The vast majority of the seized items are returned to the owners at the end of the visits. Many of the blades were pen or pocket knives and only those which are more than three-and-a-half inches long are not returned.

Less than 10 knives have been permanently retained by the ­Scottish Parliament police unit since 2005.

John Lamont MSP, the Scottish Conservatives' chief whip, said: "It does seem like an incredible amount of confiscations, particularly in relation to the number of visits Holyrood gets. You have to question why anyone would attempt to bring such items into a famously secure environment.

"However, it also shows security staff at the Scottish Parliament are doing an incredibly diligent and thorough job."

The £414 million Scottish Parliament building operates an airport-style scan and frisk system on visitors arriving at its main entrance. The Scottish Parliament has already spent £35,000 on stab-proof vests for Holyrood security staff, which they started wearing in 2011 amid reports that they could be vulnerable to attack.

Last year, a new £6.5 million security extension was opened at the building. The new entrance offers more space for screening and a baggage drop and bosses said it was given the go-ahead following security advice.

A Scottish Parliament ­spokesman said: "For the safety of all, the Parliament does not allow visitors to carry certain sharp objects such as pen-knives or scissors while they are in the building, even if it is perfectly legal to do so in public."
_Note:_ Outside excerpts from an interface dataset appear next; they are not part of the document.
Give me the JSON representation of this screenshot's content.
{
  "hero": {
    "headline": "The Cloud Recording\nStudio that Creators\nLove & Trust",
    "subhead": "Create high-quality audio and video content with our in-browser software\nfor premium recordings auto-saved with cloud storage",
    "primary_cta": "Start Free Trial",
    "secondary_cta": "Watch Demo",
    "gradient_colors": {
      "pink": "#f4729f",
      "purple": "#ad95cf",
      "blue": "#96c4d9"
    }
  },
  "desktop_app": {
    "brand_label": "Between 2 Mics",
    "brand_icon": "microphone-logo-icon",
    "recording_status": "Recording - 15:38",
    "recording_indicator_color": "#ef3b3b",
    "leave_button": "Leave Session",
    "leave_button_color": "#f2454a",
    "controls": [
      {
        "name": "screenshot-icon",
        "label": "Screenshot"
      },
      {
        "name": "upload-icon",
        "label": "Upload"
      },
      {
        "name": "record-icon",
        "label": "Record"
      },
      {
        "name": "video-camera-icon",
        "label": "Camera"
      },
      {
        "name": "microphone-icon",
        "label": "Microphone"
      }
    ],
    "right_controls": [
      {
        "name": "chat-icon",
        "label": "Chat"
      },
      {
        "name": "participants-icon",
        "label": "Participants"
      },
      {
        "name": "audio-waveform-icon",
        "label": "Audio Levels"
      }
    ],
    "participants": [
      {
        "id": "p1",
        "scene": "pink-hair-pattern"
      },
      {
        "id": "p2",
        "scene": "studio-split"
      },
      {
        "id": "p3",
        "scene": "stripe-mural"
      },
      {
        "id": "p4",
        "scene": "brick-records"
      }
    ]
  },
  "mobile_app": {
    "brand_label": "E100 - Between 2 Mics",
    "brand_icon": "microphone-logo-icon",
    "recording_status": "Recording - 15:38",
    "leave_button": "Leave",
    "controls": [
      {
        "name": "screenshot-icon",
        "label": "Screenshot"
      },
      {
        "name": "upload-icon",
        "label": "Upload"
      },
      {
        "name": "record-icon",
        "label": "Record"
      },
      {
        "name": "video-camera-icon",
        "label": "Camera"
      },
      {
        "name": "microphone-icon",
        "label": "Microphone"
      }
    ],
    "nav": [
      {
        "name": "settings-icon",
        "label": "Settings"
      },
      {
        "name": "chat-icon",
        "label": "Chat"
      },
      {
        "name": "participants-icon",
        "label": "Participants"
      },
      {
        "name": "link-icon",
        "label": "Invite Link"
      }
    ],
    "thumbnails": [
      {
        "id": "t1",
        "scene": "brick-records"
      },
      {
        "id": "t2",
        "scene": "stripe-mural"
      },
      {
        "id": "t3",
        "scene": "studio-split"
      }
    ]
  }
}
Police Scotland said 20 crimes had been reported at the parliament over the last three years, but none of them involved an offensive weapon.